By Everett Carll Ladd. Everett Ladd is professor of political science the Roper Center .
The Christian Science Monitor
Abraham Lincoln: Speeches and Writings, Vol. I: 1832-1858, Vol. II: 1859-1865, edited by Don E. Fehrenbacher, (Library of America, 1989). One of the United States's two greatest presidents, Lincoln has not had a great biography written about him. This fine, comprehensive collection portrays him and his ideas clearly - in his own words.
George Washington, by Henry Cabot Lodge, (American Statesmen Series, Houghton Mifflin, 1898). Washington is more fortunate than Lincoln: He is the subject of several splendid studies. Lodge, who himself went on to a distinguished political career, helps readers see in this fine two-volume biography just how immense the first president's contributions were.
Cincinnatus: George Washington & The Enlightenment, by Gary Wills (Doubleday, 1984). Perhaps the best extant interpretation of Washington's ideas, style of leadership, and huge role in establishing American nationhood. Wills's book shows the clarity of purpose and moral force underlying the first president's leadership.
The Promise of American Life, by Herbert Croly (Northeastern University Press, 1989; first published by Macmillan in 1909). Croly, the great Progressive journalist and founder of the New Republic, writes brilliantly on American political ideas and those who framed them. His discussions of the ideas of three presidents - Lincoln, Jefferson, and Theodore Roosevelt - are superb.
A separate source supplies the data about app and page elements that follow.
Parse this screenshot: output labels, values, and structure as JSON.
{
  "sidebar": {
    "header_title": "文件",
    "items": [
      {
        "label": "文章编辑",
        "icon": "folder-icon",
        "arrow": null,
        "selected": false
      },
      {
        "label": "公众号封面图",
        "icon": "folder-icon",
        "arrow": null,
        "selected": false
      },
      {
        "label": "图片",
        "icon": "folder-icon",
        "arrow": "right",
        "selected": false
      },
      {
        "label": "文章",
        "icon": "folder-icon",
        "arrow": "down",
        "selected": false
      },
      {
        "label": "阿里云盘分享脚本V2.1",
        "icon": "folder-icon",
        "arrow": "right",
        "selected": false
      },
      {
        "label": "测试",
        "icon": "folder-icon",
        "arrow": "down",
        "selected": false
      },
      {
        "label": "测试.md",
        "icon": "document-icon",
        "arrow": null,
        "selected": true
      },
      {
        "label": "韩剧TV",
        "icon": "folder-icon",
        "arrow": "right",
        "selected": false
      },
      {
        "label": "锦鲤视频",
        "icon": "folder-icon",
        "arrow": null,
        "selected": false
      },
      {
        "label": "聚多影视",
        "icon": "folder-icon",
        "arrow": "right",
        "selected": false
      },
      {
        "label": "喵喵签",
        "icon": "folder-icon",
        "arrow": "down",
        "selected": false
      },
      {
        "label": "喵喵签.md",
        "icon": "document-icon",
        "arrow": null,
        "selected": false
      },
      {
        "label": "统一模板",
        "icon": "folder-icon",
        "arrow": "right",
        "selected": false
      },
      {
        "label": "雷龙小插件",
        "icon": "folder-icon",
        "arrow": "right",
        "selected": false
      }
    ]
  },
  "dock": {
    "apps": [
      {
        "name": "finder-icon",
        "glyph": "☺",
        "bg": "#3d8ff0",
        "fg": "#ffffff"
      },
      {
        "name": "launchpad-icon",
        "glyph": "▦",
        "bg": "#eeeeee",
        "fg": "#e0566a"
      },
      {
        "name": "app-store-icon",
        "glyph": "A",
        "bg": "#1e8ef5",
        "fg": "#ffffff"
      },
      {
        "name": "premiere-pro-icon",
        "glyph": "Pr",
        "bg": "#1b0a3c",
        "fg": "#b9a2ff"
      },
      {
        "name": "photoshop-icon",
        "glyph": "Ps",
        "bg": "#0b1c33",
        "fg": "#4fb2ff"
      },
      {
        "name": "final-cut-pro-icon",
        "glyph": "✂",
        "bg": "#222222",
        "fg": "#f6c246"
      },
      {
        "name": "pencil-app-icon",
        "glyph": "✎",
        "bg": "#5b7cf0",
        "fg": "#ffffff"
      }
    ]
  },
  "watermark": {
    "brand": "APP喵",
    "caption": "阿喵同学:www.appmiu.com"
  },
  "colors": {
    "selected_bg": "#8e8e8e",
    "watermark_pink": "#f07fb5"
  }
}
The President: Office and Powers, 1787-1984, by Edward S. …